Electric vehicles are on a hockey-shaped growth curve, according to Catherine Kargas, an electric mobility expert who is currently the Vice President at MARCON, a research and strategy consulting firm. Catherine says, “Every OEM has new electric makes and models in the pipeline, so there will be more options for consumers. For carsharing operators, this means more choices for shared fleets as well.”
Catherine notes that in general, the challenges that came with having electric vehicles in a carsharing fleet was range and charging. With fleet maintenance already being a complex, logistic-heavy task, adding more frequent recharging needs just add to the workload. However, there is a trend towards improvements in battery and consumption levels. According to Catherine, “Range is increasing and becoming less of an issue because batteries are denser, and the chemistry is changing. For shared mobility operators, this means faster charging, longer range, and decreased operational costs.
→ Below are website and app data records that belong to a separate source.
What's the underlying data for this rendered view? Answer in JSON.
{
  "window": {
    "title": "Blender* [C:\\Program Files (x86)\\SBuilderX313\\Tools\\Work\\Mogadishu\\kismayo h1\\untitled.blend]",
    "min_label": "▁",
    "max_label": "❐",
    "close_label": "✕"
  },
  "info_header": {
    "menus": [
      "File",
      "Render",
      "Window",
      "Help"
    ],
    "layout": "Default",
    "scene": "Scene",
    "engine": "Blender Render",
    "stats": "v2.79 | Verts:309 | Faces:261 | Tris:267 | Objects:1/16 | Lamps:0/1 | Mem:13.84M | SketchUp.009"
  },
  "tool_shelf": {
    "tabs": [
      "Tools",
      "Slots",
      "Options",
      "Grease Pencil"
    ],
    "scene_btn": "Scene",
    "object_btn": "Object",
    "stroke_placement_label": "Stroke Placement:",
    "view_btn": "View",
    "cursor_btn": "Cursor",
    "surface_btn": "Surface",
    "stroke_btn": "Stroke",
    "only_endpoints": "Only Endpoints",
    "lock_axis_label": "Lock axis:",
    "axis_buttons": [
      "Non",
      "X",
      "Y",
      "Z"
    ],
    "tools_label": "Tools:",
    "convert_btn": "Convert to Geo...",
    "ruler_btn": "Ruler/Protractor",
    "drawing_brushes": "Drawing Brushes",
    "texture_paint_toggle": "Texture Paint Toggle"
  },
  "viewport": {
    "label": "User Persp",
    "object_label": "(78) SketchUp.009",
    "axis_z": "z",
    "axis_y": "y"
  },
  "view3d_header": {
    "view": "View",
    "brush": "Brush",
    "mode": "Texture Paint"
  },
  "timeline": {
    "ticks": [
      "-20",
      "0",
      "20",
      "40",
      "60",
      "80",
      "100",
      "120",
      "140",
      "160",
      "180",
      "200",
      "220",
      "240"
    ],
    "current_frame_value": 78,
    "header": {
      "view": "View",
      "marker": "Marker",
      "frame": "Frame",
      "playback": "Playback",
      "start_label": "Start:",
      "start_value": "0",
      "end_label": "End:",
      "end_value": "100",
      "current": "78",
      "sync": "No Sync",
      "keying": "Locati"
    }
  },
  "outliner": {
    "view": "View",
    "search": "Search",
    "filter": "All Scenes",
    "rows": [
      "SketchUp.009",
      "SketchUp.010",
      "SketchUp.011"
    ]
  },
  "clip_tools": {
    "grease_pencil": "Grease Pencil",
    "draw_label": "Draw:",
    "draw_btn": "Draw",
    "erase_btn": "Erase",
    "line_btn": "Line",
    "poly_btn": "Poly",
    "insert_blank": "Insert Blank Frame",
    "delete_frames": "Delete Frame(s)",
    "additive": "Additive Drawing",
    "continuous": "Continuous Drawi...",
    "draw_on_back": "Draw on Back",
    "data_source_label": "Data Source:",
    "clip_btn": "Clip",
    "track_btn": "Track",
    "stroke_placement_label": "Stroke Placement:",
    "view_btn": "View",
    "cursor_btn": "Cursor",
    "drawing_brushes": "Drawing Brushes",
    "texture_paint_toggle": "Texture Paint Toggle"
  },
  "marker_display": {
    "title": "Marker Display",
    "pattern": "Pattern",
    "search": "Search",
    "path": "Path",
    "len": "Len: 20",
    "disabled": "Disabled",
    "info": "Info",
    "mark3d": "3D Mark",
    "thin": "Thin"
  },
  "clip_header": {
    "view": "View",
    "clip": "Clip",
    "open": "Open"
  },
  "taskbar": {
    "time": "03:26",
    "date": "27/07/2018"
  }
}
Ultimately, this means cars become more available, resulting in more revenue.”
Charging infrastructure will also continue to improve. Catherine predicts that we will have 350 kilowatt charging infrastructure within the next few years, up from current infrastructure of 50-120 kilowatt. Furthermore, she adds, “Electric vehicles will achieve price parity with internal combustion engine vehicles (ICE) in the near future. With batteries getting cheaper, charging being faster, and costs being equal, electric vehicles will become the obvious answer.”
These are positive signs that point towards fewer obstacles for electric vehicles in shared mobility fleets. The challenges and obstacles that come with an electric fleet will be minimized over the next few years. In our conversation with Beam, Zoomcar, and GoFun earlier this year, all three operators agreed that going electric is inevitable, and should be embraced sooner than later.
Shared Mobility’s Role in All This
Shared mobility gives people more options on how they can meet their transportation needs. By reducing their reliance on a personal vehicle, people are accelerating the need for cities to better manage their streets and curb usage, while putting pressure on OEMs to provide cleaner vehicles for shared fleets.
For curb usage, shared mobility brings to light the need to discuss how cities are currently not designed for all forms of mobility. While kick scooters are easy to place blame and scapegoat for causing clutter, the silver lining to this chaos has been a serious discussion on what needs to be done to accommodate the different ways people choose to move around.
Meanwhile, despite carsharing fleets representing a small portion of overall vehicle sales, OEMs can count on their large orders to get more people into their electric vehicles. Similarly, OEMs have an incentive to work with carsharing operators as a channel to get consumers introduced to their brand and vehicles. From an environmental standpoint, cities should also get involved and make it easier for electric carsharing fleets to operate in their city to help achieve sustainability targets and reduce overall carbon emissions.
Overall, shared mobility touches on many aspects within a city and externally with the greater transportation ecosystem. Despite a stall in growth due to the pandemic, we expect shared mobility to continue influencing how people get around and how cities think about the environment they provide for their residents. Cities need to build healthier communities and accommodate all forms of mobility, and shared mobility will be a big piece of that puzzle.